I've recently been doing some iOS development, and working out the best way to test-drive the development of iOS apps was high on my priority list. I know that the automated testing of iOS applications is still not widely practiced and isn't well documented, so I decided to write a series of posts to start to rectify that. You may wish to read part 1 first.
We were looking for a testing framework which supported iOS’s asynchronous programming model and Kiwi answered the call. It has a great syntax, comprehensive set up assistance, asynchronous support and built in mocking. I’d highly recommend you check it out: the syntax helps me to think in the right way and it has pretty much all the features we needed.
Kiwi’s block syntax looks like this:
Much better than the old fashioned xUnit style of testing, in my opinion. You might hate it, of course. You can use Kiwi’s features without having to use the block syntax if you want.
Objective-C’s delegate model
As an example, let’s take CoreLocation. When wanting to find the location of a phone, you create a new
CoreLocationManager and call
startUpdatingLocation on it:
This call returns immediately: so how do you execute code when the location is found? You use a delegate: an object with responds to the

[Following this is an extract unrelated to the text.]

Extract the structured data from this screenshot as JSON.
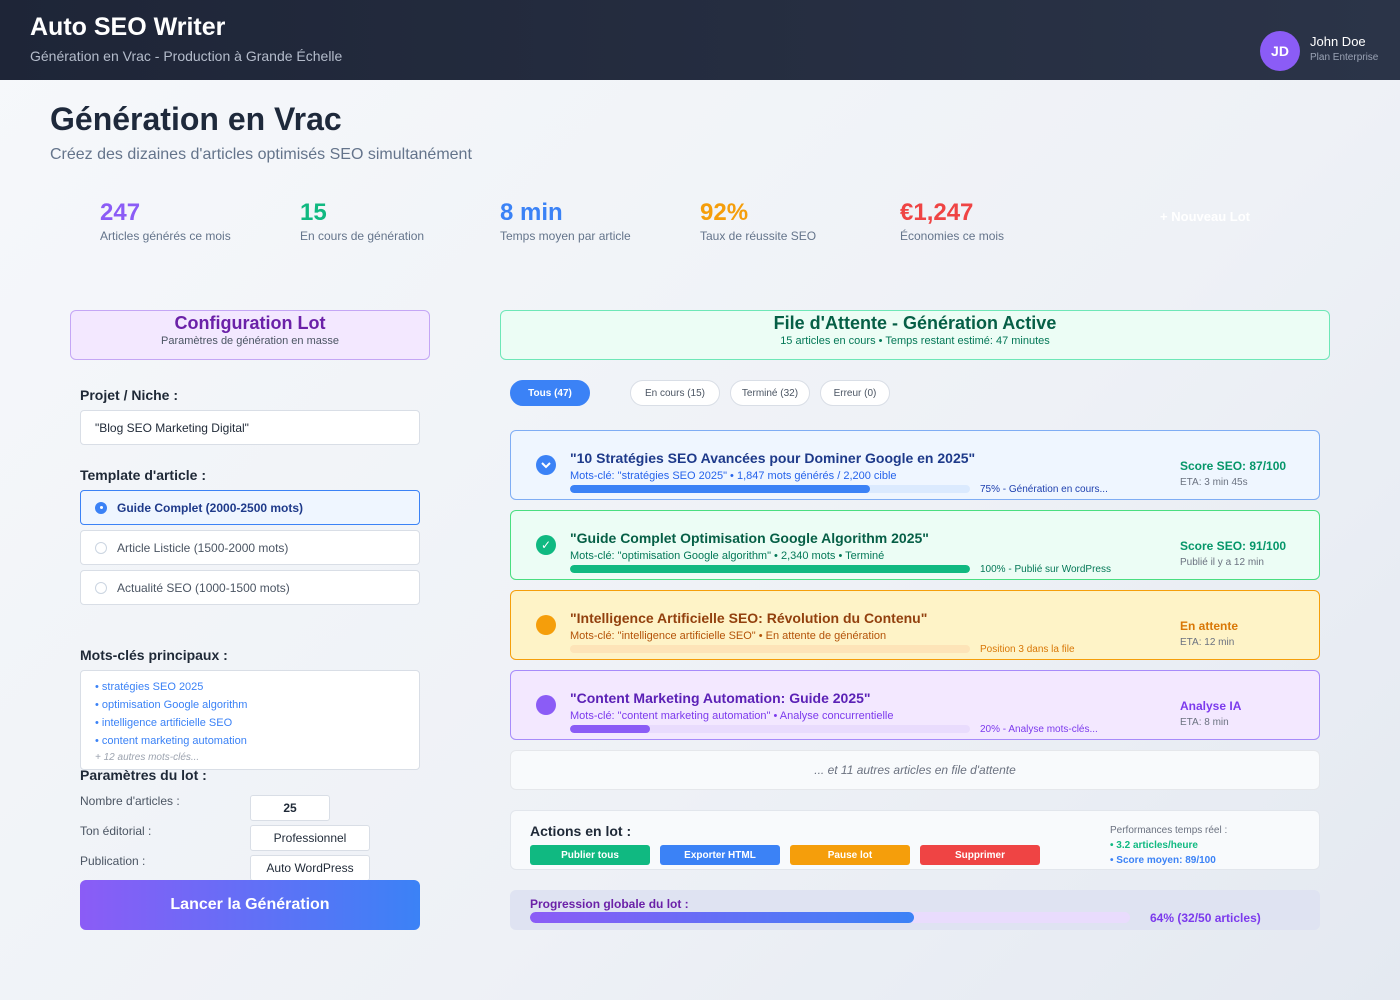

locationManager: didUpdateToLocation: fromLocation method:
Then you set this object to be the CLLocationManager’s delegate before calling
startUpdatingLocation. Often you set the delegate to
self and define the delegate method on the calling object.
There’s more about this model in this article from Apple.
This is tricky to test, because we can’t simply do this:
The test will call
startUpdatingLocation, and then immediately check the
foundLocation property to see whether it’s been set. It won’t have been, because the delegate won’t have been called yet.
How were we to stub endpoints such as the location system for for our app? We found two ways of doing this, with varying effectiveness:
- Using Objective-C categories to redefine class methods
- Using a Kiwi stub to inject a derived class which mocks out key methods
Next post, I’ll dive into some detail on both of these methods and show some of the pros and cons of each.
How are you testing iPhone apps? Do chime in throughout the series with suggestions and comments, and I’ll edit the posts as appropriate.